24 X 7 Central Helpline Number (033) 6680 0000

What causes kidney stones (and what to do)

If you’ve ever suffered from a kidney stone, you might be aware of the shooing and throbbing pain that it causes. Kidney stones can develop in anyone at any age, so understanding the do’s and don’ts is important for everyone. Many early signs can help prevent pain, discomfort, and life-long damage to the kidney. In this blog, we discuss the common causes of kidney stones. By understanding the main causes, one reduces the probability of developing kidney stones, while bringing a few alterations in your lifestyle.

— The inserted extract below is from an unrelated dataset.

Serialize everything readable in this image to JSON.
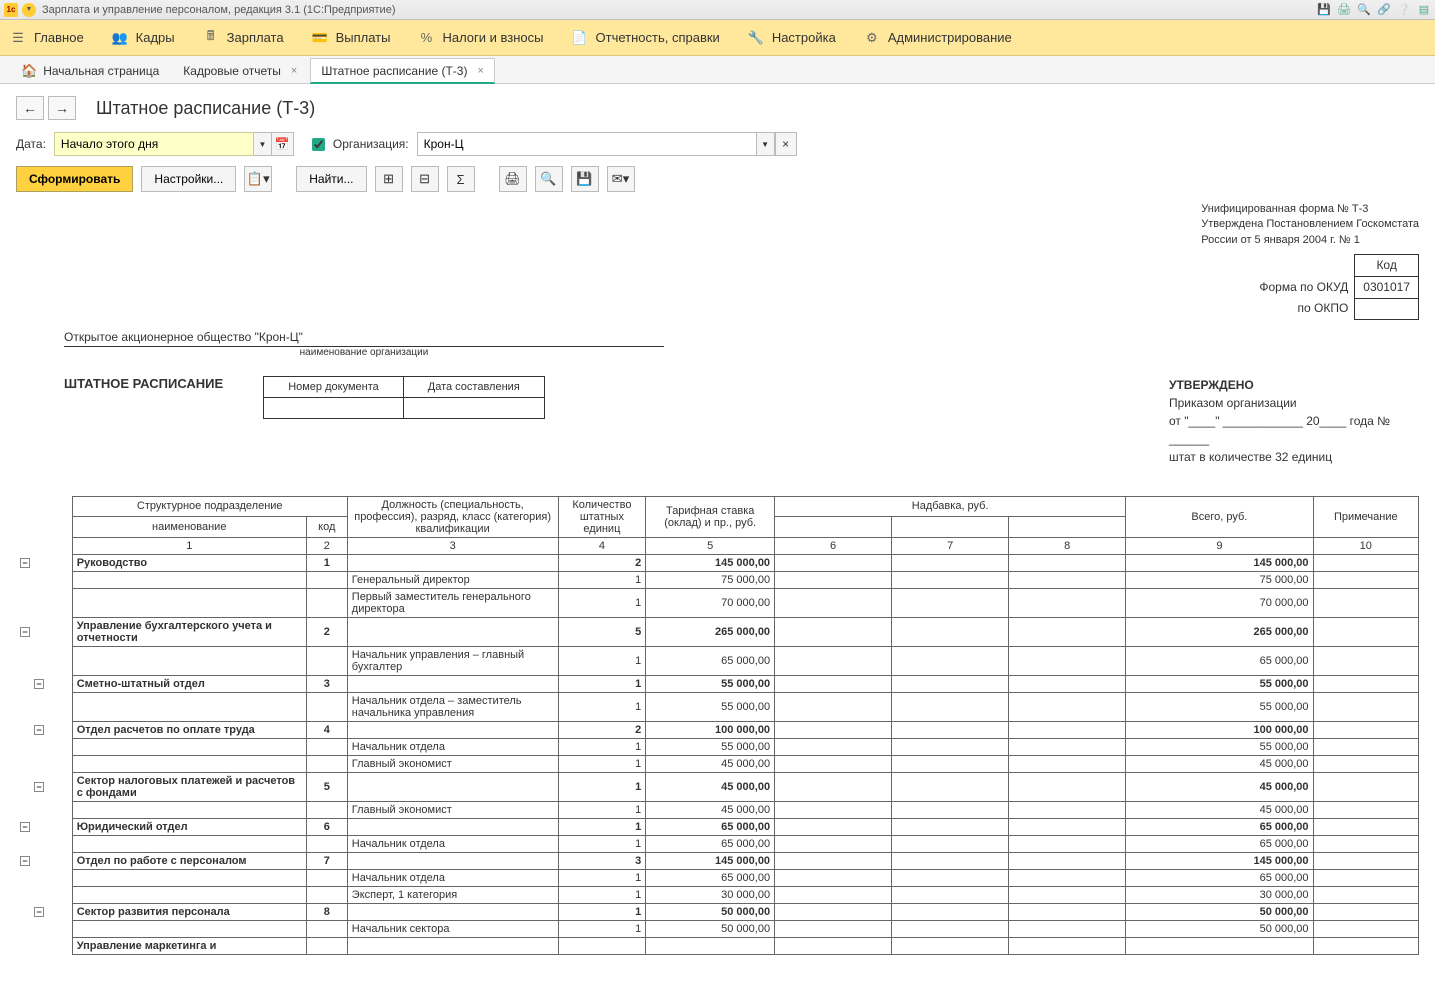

Kidney stones vary in shapes and sizes, ranging from a grain of sand to a large golf ball. Generally, the accumulation of undissolved salts and other minerals in urine forms kidney stones. Some medicines help stones pass through the urinary tract. While they can cause excruciating pain, these won’t damage the passage.

Causes

Often there is no single cause behind development of stones but, several factors come together to increase the risk. In men, risk percentage is higher than in women. Stones form when urine contains excess crystal-forming substances, including calcium, oxalate or uric acid, along with the deprivation of fluid that helps in diluting these substances, explain Urologists of AMRI Hospitals.

Some factors that are generally linked with an increased risk of developing kidney stones are:

• Inadequate water intake

Many people don’t drink enough water throughout the day, which is one of the leading factors behind stone formation in kidney, particularly, when you are living in a warm and dry climate. This can lead to low urine volume. As a result, salts remain undissolved, creating a higher risk of forming stones.

• Obesity

Excess weight may create an abnormal change in acid level in the urine, leading to stone formation. Larger waist size, sudden weight gain, or high BMI (Body mass index) is associated with a greater risk of kidney stones.

• Family History

Chances of kidney stones developing are much higher if someone in the family has a history of kidney stones. Also, if you have previously suffered from kidney stones, your doctor will advise taking precautions to avoid the risk of stones forming in the future.

• Medication/Supplements

Some commonly-used medicines and dietary supplements used to treat depression or migraines are calcium-based antacids, prolonged use of which can lead to stone formation in the kidneys. Also, people who regularly workout in gyms are advised certain supplements that might increase the risk of kidney stones, if not taken under a doctor’s supervision.

• Dietary patterns

Consumption of food items high in protein, sodium, calcium, or sugar in daily diet increases your risk of all kinds of kidney stones. A high-sodium diet (smoked/canned food, salted snacks, frozen meat, restaurant prepared meals, ready-to-eat packs, pickles, or sauces) increases the build-up of calcium in your kidney. The undiluted or excess calcium significantly raises the chances of stone formation.

• Bowel Conditions

Chronic diarrhoea, inflammatory bowel disease, ulcerative colitis, urinary tract infections, or gastric bypass surgery can suddenly affect the digestive channel, and start absorbing more oxalate from the intestine than usual. The risk of developing calcium or oxalate stones is higher in such cases.

What to Do:

Managing or removing smaller kidney stones is easier with the help of certain medications that speed up the passing of stones naturally. Also, plenty of fluid intake and pain relief medications help in the process. You might be advised to make changes in your diet, avoiding high-sodium items or packaged snacks.

Large stones, however, may need surgical intervention as a successful treatment option, including shock wave lithotripsy (SWL), ureteroscopy, or percutaneous nephrolithotomy (PCNL).